Would you please copy every line of the material that follows, exactly as it reads?

※ ※ ※

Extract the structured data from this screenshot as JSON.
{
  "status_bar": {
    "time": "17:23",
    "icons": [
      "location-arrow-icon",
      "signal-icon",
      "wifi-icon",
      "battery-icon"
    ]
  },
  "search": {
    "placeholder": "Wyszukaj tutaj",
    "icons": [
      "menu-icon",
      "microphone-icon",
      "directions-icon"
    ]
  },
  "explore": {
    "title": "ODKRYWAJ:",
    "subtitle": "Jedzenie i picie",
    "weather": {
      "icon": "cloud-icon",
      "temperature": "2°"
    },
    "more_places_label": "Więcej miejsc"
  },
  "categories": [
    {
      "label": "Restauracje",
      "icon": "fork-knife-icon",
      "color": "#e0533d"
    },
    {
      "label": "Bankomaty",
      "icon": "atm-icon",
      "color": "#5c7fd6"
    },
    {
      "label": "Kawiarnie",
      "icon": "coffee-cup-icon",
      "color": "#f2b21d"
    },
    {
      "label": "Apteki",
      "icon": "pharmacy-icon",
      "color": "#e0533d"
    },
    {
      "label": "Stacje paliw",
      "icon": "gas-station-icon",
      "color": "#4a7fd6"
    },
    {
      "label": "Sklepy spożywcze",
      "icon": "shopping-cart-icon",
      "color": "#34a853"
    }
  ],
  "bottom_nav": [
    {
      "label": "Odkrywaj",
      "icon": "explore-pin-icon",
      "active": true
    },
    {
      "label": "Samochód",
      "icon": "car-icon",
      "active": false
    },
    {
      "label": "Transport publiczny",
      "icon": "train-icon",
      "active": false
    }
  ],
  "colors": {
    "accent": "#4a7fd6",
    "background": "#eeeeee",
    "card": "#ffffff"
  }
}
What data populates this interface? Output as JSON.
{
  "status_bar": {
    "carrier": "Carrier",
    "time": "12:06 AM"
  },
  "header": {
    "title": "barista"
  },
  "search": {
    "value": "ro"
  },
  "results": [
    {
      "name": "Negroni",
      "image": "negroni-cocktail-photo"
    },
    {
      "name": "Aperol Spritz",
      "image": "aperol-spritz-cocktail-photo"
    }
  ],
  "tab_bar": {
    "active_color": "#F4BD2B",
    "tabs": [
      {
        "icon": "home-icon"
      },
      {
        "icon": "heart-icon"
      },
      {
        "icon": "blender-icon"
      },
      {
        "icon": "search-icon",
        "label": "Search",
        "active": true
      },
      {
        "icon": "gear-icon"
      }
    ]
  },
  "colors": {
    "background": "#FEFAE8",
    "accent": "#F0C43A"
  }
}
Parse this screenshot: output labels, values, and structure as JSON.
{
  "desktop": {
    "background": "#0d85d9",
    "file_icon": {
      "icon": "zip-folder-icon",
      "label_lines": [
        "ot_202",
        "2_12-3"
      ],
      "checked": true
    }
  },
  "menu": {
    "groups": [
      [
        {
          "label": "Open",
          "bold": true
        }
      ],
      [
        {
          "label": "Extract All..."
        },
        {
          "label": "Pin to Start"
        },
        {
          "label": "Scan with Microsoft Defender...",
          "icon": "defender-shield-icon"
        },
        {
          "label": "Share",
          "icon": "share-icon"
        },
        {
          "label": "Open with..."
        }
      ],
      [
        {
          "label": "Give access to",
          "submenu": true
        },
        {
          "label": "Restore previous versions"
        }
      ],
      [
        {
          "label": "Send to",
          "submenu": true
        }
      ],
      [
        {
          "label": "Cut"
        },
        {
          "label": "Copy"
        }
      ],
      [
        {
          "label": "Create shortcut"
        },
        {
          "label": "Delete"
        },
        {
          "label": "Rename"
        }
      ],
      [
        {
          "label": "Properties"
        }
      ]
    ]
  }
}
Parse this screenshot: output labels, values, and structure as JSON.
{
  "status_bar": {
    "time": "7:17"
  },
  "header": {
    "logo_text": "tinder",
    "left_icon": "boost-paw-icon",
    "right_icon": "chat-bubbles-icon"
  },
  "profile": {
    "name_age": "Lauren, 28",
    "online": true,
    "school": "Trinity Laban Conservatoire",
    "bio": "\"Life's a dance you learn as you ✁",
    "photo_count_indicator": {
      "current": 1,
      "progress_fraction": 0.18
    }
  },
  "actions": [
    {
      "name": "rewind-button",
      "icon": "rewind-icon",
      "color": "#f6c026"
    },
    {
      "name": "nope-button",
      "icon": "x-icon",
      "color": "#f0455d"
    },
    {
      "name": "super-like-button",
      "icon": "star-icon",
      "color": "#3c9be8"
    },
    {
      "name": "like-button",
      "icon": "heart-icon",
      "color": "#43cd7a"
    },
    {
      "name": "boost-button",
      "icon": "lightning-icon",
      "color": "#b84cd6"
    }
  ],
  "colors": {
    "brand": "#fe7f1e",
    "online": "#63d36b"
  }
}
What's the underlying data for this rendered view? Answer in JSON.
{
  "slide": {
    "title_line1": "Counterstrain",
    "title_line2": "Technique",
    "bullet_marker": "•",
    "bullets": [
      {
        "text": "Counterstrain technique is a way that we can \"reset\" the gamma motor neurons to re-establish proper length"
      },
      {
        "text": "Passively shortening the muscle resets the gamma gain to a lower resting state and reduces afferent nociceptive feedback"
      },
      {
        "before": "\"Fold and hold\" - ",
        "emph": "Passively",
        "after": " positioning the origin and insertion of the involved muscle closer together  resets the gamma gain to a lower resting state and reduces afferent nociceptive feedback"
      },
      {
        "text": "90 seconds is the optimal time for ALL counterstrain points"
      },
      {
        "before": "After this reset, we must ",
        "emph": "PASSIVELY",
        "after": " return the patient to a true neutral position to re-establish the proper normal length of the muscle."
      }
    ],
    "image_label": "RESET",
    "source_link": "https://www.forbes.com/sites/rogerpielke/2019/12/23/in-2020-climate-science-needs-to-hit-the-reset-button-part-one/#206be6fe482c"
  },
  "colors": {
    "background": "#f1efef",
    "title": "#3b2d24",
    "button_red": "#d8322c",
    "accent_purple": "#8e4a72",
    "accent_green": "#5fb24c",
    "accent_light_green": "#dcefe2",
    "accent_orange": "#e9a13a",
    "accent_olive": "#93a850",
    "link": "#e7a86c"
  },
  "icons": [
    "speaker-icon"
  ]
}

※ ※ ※

### RESULT
Extract the structured data from this screenshot as JSON.
{
  "status_bar": {
    "time": "17:23",
    "icons": [
      "location-arrow-icon",
      "signal-icon",
      "wifi-icon",
      "battery-icon"
    ]
  },
  "search": {
    "placeholder": "Wyszukaj tutaj",
    "icons": [
      "menu-icon",
      "microphone-icon",
      "directions-icon"
    ]
  },
  "explore": {
    "title": "ODKRYWAJ:",
    "subtitle": "Jedzenie i picie",
    "weather": {
      "icon": "cloud-icon",
      "temperature": "2°"
    },
    "more_places_label": "Więcej miejsc"
  },
  "categories": [
    {
      "label": "Restauracje",
      "icon": "fork-knife-icon",
      "color": "#e0533d"
    },
    {
      "label": "Bankomaty",
      "icon": "atm-icon",
      "color": "#5c7fd6"
    },
    {
      "label": "Kawiarnie",
      "icon": "coffee-cup-icon",
      "color": "#f2b21d"
    },
    {
      "label": "Apteki",
      "icon": "pharmacy-icon",
      "color": "#e0533d"
    },
    {
      "label": "Stacje paliw",
      "icon": "gas-station-icon",
      "color": "#4a7fd6"
    },
    {
      "label": "Sklepy spożywcze",
      "icon": "shopping-cart-icon",
      "color": "#34a853"
    }
  ],
  "bottom_nav": [
    {
      "label": "Odkrywaj",
      "icon": "explore-pin-icon",
      "active": true
    },
    {
      "label": "Samochód",
      "icon": "car-icon",
      "active": false
    },
    {
      "label": "Transport publiczny",
      "icon": "train-icon",
      "active": false
    }
  ],
  "colors": {
    "accent": "#4a7fd6",
    "background": "#eeeeee",
    "card": "#ffffff"
  }
}
What data populates this interface? Output as JSON.
{
  "status_bar": {
    "carrier": "Carrier",
    "time": "12:06 AM"
  },
  "header": {
    "title": "barista"
  },
  "search": {
    "value": "ro"
  },
  "results": [
    {
      "name": "Negroni",
      "image": "negroni-cocktail-photo"
    },
    {
      "name": "Aperol Spritz",
      "image": "aperol-spritz-cocktail-photo"
    }
  ],
  "tab_bar": {
    "active_color": "#F4BD2B",
    "tabs": [
      {
        "icon": "home-icon"
      },
      {
        "icon": "heart-icon"
      },
      {
        "icon": "blender-icon"
      },
      {
        "icon": "search-icon",
        "label": "Search",
        "active": true
      },
      {
        "icon": "gear-icon"
      }
    ]
  },
  "colors": {
    "background": "#FEFAE8",
    "accent": "#F0C43A"
  }
}
Parse this screenshot: output labels, values, and structure as JSON.
{
  "desktop": {
    "background": "#0d85d9",
    "file_icon": {
      "icon": "zip-folder-icon",
      "label_lines": [
        "ot_202",
        "2_12-3"
      ],
      "checked": true
    }
  },
  "menu": {
    "groups": [
      [
        {
          "label": "Open",
          "bold": true
        }
      ],
      [
        {
          "label": "Extract All..."
        },
        {
          "label": "Pin to Start"
        },
        {
          "label": "Scan with Microsoft Defender...",
          "icon": "defender-shield-icon"
        },
        {
          "label": "Share",
          "icon": "share-icon"
        },
        {
          "label": "Open with..."
        }
      ],
      [
        {
          "label": "Give access to",
          "submenu": true
        },
        {
          "label": "Restore previous versions"
        }
      ],
      [
        {
          "label": "Send to",
          "submenu": true
        }
      ],
      [
        {
          "label": "Cut"
        },
        {
          "label": "Copy"
        }
      ],
      [
        {
          "label": "Create shortcut"
        },
        {
          "label": "Delete"
        },
        {
          "label": "Rename"
        }
      ],
      [
        {
          "label": "Properties"
        }
      ]
    ]
  }
}
Parse this screenshot: output labels, values, and structure as JSON.
{
  "status_bar": {
    "time": "7:17"
  },
  "header": {
    "logo_text": "tinder",
    "left_icon": "boost-paw-icon",
    "right_icon": "chat-bubbles-icon"
  },
  "profile": {
    "name_age": "Lauren, 28",
    "online": true,
    "school": "Trinity Laban Conservatoire",
    "bio": "\"Life's a dance you learn as you ✁",
    "photo_count_indicator": {
      "current": 1,
      "progress_fraction": 0.18
    }
  },
  "actions": [
    {
      "name": "rewind-button",
      "icon": "rewind-icon",
      "color": "#f6c026"
    },
    {
      "name": "nope-button",
      "icon": "x-icon",
      "color": "#f0455d"
    },
    {
      "name": "super-like-button",
      "icon": "star-icon",
      "color": "#3c9be8"
    },
    {
      "name": "like-button",
      "icon": "heart-icon",
      "color": "#43cd7a"
    },
    {
      "name": "boost-button",
      "icon": "lightning-icon",
      "color": "#b84cd6"
    }
  ],
  "colors": {
    "brand": "#fe7f1e",
    "online": "#63d36b"
  }
}
What's the underlying data for this rendered view? Answer in JSON.
{
  "slide": {
    "title_line1": "Counterstrain",
    "title_line2": "Technique",
    "bullet_marker": "•",
    "bullets": [
      {
        "text": "Counterstrain technique is a way that we can \"reset\" the gamma motor neurons to re-establish proper length"
      },
      {
        "text": "Passively shortening the muscle resets the gamma gain to a lower resting state and reduces afferent nociceptive feedback"
      },
      {
        "before": "\"Fold and hold\" - ",
        "emph": "Passively",
        "after": " positioning the origin and insertion of the involved muscle closer together  resets the gamma gain to a lower resting state and reduces afferent nociceptive feedback"
      },
      {
        "text": "90 seconds is the optimal time for ALL counterstrain points"
      },
      {
        "before": "After this reset, we must ",
        "emph": "PASSIVELY",
        "after": " return the patient to a true neutral position to re-establish the proper normal length of the muscle."
      }
    ],
    "image_label": "RESET",
    "source_link": "https://www.forbes.com/sites/rogerpielke/2019/12/23/in-2020-climate-science-needs-to-hit-the-reset-button-part-one/#206be6fe482c"
  },
  "colors": {
    "background": "#f1efef",
    "title": "#3b2d24",
    "button_red": "#d8322c",
    "accent_purple": "#8e4a72",
    "accent_green": "#5fb24c",
    "accent_light_green": "#dcefe2",
    "accent_orange": "#e9a13a",
    "accent_olive": "#93a850",
    "link": "#e7a86c"
  },
  "icons": [
    "speaker-icon"
  ]
}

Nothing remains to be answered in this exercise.